- “Driven: From Wheelchair to Racecar” (2014): Mike Bauer was born to be fast and lived to chase his dreams, from acting and singing to motor sports — until a tragic motorcycle accident left him paralyzed, in chronic pain, depressed, and on the verge of suicide. When he met Dr. Scott Falci, a rehabilitative neurosurgeon and an amateur race enthusiast, who recognized Mike s potential, they ventured into the uncharted territory of designing a race car with adaptive controls specifically designed for the paraplegic driver. Will climbing behind the wheel of this new race car be enough to rehabilitate his damaged psyche? Formats: DVD VOD, Digital. Extras: “The Car Build,” “Mike’s test Lap,” photo gallery, trailer. From Cinema Libre Studios.
- “Elaine Stritch: Shoot Me” (2014): A ferocious, funny and poignant portrait of the one-of-a-kind Broadway legend still belting out Stephen Sondheim numbers at age 87. This documentary tribute showcases the brash, uncompromising Tony and Emmy winner and cabaret star both onstage and off.

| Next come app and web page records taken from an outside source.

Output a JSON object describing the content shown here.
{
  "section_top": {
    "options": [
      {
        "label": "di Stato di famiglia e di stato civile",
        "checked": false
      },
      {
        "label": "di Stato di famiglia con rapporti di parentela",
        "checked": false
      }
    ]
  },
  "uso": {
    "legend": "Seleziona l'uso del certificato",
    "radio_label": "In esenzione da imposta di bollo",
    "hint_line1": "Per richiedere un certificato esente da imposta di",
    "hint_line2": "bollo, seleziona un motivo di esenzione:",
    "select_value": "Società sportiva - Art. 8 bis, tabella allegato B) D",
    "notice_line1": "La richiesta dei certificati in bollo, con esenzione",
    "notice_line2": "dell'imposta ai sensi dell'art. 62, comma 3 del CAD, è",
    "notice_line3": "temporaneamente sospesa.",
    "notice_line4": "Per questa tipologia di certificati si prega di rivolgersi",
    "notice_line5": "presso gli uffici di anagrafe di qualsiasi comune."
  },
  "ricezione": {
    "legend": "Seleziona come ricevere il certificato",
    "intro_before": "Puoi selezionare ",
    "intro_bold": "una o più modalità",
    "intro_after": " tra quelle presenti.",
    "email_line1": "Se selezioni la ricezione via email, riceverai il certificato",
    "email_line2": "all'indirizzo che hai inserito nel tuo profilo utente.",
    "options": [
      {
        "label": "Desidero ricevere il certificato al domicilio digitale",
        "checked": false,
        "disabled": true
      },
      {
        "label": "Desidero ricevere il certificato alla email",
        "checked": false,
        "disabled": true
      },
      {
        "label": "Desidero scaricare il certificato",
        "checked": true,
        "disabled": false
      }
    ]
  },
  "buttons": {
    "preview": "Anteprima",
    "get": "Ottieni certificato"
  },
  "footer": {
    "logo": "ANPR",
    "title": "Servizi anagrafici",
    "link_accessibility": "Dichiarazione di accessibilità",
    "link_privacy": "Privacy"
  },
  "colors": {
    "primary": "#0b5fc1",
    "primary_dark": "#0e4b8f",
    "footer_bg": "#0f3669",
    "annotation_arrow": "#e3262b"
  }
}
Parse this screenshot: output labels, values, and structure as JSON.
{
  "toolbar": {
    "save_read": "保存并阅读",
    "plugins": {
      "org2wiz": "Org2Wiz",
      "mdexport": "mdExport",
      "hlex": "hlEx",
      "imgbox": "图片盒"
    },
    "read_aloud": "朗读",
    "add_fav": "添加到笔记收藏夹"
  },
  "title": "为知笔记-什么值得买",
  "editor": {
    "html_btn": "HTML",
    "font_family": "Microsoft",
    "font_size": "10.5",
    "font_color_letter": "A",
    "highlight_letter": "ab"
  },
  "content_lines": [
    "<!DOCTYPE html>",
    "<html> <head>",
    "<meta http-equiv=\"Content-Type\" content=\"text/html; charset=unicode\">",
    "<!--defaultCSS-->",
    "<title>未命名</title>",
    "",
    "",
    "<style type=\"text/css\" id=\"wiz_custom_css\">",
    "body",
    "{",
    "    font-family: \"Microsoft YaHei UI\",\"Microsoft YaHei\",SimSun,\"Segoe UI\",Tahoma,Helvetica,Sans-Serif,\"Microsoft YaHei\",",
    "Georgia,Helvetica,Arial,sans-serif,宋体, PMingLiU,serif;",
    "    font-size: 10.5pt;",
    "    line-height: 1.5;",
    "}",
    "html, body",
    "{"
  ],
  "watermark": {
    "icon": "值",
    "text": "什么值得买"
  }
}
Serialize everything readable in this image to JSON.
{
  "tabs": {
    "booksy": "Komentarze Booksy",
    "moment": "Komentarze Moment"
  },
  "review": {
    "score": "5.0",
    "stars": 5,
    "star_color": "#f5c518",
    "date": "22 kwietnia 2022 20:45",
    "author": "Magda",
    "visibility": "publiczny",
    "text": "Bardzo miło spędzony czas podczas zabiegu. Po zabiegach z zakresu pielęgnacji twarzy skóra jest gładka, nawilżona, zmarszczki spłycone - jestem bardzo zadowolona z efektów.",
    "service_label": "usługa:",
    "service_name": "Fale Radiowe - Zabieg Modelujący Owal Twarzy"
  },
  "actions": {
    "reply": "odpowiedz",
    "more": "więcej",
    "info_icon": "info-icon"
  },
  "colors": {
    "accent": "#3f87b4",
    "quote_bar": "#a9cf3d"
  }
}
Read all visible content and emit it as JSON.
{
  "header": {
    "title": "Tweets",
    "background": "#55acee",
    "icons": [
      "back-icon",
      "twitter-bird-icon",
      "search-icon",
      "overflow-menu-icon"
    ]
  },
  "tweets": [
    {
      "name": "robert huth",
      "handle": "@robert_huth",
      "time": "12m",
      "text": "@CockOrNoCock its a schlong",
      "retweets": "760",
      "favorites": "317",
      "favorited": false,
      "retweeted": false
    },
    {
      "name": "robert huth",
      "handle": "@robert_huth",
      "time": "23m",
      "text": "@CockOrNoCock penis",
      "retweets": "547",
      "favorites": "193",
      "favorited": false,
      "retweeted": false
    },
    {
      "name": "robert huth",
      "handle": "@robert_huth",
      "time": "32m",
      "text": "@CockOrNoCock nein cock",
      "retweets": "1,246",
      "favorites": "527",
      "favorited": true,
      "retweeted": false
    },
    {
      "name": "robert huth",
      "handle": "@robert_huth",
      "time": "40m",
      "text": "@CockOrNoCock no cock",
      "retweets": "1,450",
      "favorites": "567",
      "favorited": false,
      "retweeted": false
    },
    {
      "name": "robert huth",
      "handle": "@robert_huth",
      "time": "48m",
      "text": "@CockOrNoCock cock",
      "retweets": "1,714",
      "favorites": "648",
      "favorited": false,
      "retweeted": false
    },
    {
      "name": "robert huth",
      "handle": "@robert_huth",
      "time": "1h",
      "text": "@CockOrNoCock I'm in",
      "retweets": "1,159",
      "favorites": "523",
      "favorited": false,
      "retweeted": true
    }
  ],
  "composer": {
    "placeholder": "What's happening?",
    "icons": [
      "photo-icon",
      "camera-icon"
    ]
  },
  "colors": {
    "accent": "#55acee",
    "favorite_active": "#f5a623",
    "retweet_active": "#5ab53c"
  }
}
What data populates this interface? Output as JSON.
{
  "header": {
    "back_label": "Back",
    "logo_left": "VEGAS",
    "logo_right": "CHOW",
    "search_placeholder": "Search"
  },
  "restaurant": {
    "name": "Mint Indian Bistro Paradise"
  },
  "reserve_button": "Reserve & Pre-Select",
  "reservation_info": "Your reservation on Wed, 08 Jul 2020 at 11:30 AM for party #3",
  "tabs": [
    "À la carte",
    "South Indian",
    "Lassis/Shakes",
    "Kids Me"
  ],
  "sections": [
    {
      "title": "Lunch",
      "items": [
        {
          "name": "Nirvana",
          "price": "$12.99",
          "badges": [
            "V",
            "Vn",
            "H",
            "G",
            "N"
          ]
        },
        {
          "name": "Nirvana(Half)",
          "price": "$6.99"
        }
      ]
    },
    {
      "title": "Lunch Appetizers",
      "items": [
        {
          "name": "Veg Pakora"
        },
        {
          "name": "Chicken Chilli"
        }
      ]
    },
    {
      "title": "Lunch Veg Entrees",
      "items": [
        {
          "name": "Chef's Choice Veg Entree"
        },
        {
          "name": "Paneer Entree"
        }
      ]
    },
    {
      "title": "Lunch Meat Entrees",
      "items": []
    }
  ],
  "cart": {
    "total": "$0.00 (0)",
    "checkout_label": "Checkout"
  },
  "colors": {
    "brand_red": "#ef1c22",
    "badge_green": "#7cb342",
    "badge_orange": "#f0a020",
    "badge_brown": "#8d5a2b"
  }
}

The film captures the actress-singer’s immeasurable charm, acerbic wit and impressive accomplishments with candid footage and interviews with friends and collaborators, including Sondheim, Tina Fey, Alec Baldwin, Nathan Lane, John Turturro and James Gandolfini. From IFC Films.
- “Escape From a Nazi Death Camp” (2013): Docu-drama about the insurrection at Sobibor, a Nazi death camp created solely for mass extermination. Using firsthand accounts and dramatic sequences, the film returns to Sobibor with the last remaining survivors to reveal their extraordinary story of courage, desperation and determination. From PBS Distribution.
- “Fracknation” (2013): During a time of globally heightened debate, journalist Phelim McAleer travels across the U.S. and Europe to speak with scientists and Americans living in fracking areas, in order to uncover the science behind the process and to determine its true consequences. Hydraulic fracturing, or “fracking,” refers to the process of drilling down into rock and using pressurized fluids to extract energy sources such as natural gas and petroleum. Supporters of fracking state the economic benefit to the U.S. is great and that the process has rigorous standards by which it operates. Opponents of fracking voice concerns about contamination to ground water and land surface, as well as other environmental issues. This Kickstarter funded investigation seeks the fracking truth. On DVD, Blu-ray Disc from Magnolia Home Entertainment.